One of the top reasons good employees leave jobs is because they have few or no opportunities to advance within a company. But this particular pain point can be mitigated by identifying potential avenues through which an employee can grow and integrate as a member of a business. They want to know how their careers fit in with your long-term business plans: the extension and development of employee career pathing and ladders is a crucial factor in retention, engagement, and ultimately business growth.
In this article, we’ll define career pathing, discuss why it matters, and fill you in on some steps you can take to implement it successfully at your company.
What is Career Pathing?
Think of it like a roadmap for your employees. A career path is more than just a projected timeline of goals which lead your workers to their ultimate role at your company: it’s also a list of concrete steps and instructions on how to get there. This is one of HR’s main functions, and creating a career path will be a collaboration between themself and human resources. Based on a team member’s skills, experiences, competencies, interests and preferences, they can identify opportunities and potential pathways for reaching their full potential while under your employment.
There exist a number of career pathing tools which allow your employees to set both long- and short-term goals which will act as landmarks on their career development map. Their ability to reach these landmarks will determine when and if they may be considered for advancement.
Checkster’s Talent 360 Insights tool empowers talent and their team leaders to initiate ad-hoc 360s at any time. The in-depth performance feedback uncovers an employee’s strengths as well as areas in need of improvement, helping to guide development conversations and helping you to better plan career paths.
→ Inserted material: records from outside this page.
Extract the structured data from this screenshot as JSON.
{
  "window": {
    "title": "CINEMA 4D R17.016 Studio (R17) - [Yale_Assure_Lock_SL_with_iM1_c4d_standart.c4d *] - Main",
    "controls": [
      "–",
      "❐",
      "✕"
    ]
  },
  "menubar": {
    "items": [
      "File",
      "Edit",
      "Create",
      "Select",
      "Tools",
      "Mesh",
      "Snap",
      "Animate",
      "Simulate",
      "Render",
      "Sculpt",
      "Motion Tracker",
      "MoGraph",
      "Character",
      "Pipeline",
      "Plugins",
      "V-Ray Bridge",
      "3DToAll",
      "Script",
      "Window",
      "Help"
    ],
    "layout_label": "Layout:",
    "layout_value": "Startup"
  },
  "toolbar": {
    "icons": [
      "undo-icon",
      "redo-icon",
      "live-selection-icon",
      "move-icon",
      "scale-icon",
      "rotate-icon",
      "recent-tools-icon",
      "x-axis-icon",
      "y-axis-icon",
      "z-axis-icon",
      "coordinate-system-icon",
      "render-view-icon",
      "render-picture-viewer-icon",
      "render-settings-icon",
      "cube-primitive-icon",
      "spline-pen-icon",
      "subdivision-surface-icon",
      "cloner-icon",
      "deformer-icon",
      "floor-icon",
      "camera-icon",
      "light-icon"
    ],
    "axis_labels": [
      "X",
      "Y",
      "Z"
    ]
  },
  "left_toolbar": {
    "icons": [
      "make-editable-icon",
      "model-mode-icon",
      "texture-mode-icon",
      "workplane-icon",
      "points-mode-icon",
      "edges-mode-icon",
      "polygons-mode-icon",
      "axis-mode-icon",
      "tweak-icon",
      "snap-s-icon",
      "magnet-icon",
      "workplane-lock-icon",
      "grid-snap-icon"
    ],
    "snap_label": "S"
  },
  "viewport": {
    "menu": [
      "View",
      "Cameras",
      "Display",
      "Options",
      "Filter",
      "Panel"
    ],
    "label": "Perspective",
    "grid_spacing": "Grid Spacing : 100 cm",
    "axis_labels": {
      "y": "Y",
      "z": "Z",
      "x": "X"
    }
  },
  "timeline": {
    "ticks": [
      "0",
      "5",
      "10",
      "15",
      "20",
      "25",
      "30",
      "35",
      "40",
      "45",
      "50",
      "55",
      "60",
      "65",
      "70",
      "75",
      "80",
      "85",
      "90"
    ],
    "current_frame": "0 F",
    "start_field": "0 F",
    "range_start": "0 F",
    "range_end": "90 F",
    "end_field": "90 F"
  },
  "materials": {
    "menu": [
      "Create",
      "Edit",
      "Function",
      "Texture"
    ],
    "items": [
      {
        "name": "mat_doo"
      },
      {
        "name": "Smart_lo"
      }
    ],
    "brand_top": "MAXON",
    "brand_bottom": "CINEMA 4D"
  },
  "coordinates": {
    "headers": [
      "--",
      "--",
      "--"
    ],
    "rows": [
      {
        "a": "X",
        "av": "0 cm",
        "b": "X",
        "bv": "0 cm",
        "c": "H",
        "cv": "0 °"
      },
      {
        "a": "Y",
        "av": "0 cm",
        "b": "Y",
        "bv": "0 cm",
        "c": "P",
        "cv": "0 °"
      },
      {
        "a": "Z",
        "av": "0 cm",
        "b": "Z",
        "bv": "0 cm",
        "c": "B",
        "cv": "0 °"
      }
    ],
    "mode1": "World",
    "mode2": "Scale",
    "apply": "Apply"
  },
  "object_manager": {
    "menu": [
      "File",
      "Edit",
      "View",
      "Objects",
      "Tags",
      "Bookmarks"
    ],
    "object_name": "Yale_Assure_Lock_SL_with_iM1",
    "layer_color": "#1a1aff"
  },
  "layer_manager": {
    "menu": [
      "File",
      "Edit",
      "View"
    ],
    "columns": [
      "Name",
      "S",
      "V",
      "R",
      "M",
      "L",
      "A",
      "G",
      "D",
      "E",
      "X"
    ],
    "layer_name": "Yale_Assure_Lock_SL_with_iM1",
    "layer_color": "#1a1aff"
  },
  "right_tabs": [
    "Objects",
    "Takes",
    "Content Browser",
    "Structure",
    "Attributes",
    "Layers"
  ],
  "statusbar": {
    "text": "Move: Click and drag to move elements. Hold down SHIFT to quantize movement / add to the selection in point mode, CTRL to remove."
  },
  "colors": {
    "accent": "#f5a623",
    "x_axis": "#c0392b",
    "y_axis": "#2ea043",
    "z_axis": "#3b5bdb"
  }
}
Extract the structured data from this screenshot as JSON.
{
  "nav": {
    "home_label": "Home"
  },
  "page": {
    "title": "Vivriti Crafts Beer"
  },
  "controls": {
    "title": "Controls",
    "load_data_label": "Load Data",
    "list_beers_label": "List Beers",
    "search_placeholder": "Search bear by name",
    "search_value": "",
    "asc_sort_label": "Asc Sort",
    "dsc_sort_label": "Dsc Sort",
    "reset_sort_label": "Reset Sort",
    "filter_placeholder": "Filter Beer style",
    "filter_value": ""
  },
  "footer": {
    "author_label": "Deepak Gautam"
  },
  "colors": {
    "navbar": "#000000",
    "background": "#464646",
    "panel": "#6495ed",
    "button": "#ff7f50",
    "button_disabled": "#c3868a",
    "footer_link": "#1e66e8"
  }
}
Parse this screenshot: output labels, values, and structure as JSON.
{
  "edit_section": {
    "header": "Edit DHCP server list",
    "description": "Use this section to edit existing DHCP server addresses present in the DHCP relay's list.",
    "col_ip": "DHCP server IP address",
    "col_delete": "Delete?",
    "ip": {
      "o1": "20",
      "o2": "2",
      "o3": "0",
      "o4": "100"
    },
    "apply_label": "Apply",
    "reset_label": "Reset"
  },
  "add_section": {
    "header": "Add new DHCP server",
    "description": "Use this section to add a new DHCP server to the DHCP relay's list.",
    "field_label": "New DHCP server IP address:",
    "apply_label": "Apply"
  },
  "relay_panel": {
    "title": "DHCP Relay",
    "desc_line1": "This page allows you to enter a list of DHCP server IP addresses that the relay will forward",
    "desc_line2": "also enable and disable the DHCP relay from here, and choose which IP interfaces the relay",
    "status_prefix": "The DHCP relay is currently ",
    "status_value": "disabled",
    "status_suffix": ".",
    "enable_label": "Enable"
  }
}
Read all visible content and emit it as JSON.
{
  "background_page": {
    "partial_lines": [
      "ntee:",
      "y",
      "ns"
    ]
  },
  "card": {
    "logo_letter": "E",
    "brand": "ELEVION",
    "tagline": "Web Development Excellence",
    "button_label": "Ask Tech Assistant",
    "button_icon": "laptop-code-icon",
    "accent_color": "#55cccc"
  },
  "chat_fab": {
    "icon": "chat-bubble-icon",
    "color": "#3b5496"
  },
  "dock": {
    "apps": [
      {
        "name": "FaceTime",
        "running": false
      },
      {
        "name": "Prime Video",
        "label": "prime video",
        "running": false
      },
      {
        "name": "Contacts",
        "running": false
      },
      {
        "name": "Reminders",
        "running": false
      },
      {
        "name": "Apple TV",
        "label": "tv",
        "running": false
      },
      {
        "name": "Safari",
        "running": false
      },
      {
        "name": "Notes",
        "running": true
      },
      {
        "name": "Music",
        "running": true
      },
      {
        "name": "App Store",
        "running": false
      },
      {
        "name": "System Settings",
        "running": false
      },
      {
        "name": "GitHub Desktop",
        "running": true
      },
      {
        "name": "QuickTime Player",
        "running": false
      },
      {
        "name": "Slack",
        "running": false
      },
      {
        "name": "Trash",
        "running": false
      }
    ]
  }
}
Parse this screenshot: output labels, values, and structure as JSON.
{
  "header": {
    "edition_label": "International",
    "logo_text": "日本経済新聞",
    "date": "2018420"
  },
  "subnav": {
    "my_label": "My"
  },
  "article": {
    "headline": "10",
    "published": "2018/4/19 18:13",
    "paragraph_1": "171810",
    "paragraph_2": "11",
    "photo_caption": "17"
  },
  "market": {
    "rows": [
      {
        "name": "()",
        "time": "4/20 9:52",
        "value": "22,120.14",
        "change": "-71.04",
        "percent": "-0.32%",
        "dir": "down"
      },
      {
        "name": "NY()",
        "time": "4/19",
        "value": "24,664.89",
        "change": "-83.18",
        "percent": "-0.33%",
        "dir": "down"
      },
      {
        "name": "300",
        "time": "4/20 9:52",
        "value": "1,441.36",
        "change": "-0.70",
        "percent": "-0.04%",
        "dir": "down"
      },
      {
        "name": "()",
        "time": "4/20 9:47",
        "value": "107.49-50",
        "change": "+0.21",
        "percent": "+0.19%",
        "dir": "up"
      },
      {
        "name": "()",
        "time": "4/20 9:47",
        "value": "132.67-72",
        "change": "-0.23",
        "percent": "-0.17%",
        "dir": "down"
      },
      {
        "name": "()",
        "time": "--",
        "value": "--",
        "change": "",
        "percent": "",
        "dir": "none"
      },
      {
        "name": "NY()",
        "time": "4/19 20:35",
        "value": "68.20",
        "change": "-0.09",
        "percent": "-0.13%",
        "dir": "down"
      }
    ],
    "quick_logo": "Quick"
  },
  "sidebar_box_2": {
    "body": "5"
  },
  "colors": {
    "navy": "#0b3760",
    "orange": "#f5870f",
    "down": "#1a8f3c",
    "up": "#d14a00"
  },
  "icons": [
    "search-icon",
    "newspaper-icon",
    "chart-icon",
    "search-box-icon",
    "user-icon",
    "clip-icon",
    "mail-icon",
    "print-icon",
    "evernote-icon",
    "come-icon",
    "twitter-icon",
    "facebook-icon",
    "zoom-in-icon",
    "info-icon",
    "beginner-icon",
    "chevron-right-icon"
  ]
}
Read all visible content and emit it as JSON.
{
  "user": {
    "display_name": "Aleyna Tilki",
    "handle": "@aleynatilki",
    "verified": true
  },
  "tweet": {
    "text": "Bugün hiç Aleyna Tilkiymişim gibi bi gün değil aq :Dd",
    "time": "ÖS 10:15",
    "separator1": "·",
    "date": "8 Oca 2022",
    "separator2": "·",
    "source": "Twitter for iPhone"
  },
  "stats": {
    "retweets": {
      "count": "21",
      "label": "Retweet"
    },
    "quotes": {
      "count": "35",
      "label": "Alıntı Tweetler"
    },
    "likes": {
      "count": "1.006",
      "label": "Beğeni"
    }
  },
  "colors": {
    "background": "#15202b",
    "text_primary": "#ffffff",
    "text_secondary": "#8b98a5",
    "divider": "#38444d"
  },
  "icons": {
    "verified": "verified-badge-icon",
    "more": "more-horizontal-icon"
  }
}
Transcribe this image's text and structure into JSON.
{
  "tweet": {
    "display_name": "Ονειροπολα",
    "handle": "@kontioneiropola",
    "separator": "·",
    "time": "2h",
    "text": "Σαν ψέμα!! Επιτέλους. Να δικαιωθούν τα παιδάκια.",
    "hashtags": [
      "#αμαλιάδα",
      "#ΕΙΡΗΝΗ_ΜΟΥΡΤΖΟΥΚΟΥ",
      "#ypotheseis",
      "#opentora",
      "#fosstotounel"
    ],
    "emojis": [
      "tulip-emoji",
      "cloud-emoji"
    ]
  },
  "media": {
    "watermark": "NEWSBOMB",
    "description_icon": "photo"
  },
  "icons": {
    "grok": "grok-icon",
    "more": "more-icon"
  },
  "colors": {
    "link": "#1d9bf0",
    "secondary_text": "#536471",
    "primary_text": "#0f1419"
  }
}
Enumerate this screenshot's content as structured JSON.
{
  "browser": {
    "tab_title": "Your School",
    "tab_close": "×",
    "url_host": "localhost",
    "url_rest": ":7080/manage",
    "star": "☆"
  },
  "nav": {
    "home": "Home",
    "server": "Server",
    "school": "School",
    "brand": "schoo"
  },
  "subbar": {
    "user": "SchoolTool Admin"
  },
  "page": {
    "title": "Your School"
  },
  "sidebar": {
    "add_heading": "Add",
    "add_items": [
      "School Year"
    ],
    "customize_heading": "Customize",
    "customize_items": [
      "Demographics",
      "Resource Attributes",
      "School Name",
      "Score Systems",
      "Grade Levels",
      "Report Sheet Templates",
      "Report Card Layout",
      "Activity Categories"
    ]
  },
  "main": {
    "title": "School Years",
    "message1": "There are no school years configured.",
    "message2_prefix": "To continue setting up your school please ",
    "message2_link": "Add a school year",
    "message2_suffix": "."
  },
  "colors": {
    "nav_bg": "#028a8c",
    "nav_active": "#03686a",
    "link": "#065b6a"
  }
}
Career “ladders” describe the roles which might be held by an employee along the way from an entry-level position to wherever they want to go. For example, the career ladder for someone along a management track might include titles such as assistant manager, deputy, area, senior, general, and vice president. A ladder might be integrated into a career path to indicate certain development goals.
Career pathing provides both tangible and intangible benefits to a company’s employee base, including:
- Employee Engagement – Happy employees mean a healthy business. And today’s workforce is not satisfied by just a paycheck. Employees expect to be able to grow and develop both personally and professionally at their place of work. Developing a career path gives employees insight into their own skills and competencies, as well as how to leverage those qualities to further their own careers.
- Employee Retention – No one wants to be stuck in a dead-end career. And if employees are left wondering if and when they’ll move forward in a business, they might decide to leave. However, continued training and development keep employees motivated, and excited to come to work every day, thus reducing turnover.
- Succession Planning – At the enterprise level, career planning can help a business keep up with inevitable personnel changes. Identifying and mitigating skill gaps, helping to train the right people for their next role at the company, and moving people with great leadership potential into management positions through career pathing will allow a business to be well-prepared for the future.
- Business Health – Employee engagement can produce benefits which are felt throughout a company. From lowered absenteeism rates to a positive employer brand, companies which utilize career pathing have the best chance of building a happy employee base, and a healthier business overall.
Developing Talent with Employee Career Pathing and Ladders
In this section, you’ll find a guide to the process of employee career pathing including steps to take, and tools to use.
- Identify and chart your company’s structure. Planning the course of your employee’s career advancement and development will be dependent on how your business structures hierarchy and relationships. You need to know up front whether your company has a traditional structure, a flat structure, or if it uses another unique model.
- Define positional requirements. The rungs on each career ladder should be spelled out so that both employee and employer know the exact requirements of each role. Outline key responsibilities, hard and soft skills required, experience needed, what success looks like in this position, etc.
- Develop a roadmap for each position. Before you can instruct an employee on how they will advance within your company, you have to know how advancement actually works for each career ladder. What does it take to move from area manager to senior manager, for example? What are the steps that need to be taken to get from point A to point B within a given career path?
- Identify training needs. This will vary by department, and additionally will depend on whether the department in question hires internally or externally — external hires might require more training, and additional guidance regarding fitting into company culture, etc. The potential for advancement is largely based on what training protocols your company has in place, and whether those will prepare your employees for future roles.
You can leverage Checkster’s New Hire Insights for candid feedback on training within your company — what you got right, as well as potential gaps in your process.
- Create actionable programs. To initiate successful career pathing for your employees, you will need a plan to get you started. Implementing a solid and well organized training and development program sets a standard of healthy employee advancement within your company, and prevents employee stagnation and turnover.
- Develop employee career paths early. Career pathing should be a standard protocol for onboarding at your company. And the goals and landmarks you set with your employees should be revisited and discussed during your regular performance reviews.
Checkster’s New Hire Insights can be used as a way to gauge employee engagement, skills, and interests early on, putting them on the path to long-term success as soon as possible.
Final Thoughts: Developing Employee Career Pathing and Ladders
Employee career pathing helps boost employee engagement by providing clear opportunities for growth and development within a company. This in turn fortifies a company’s overall health and well being.
To see how Checkster can help you help your employees do their best work, choose a time for a quick, free demo here..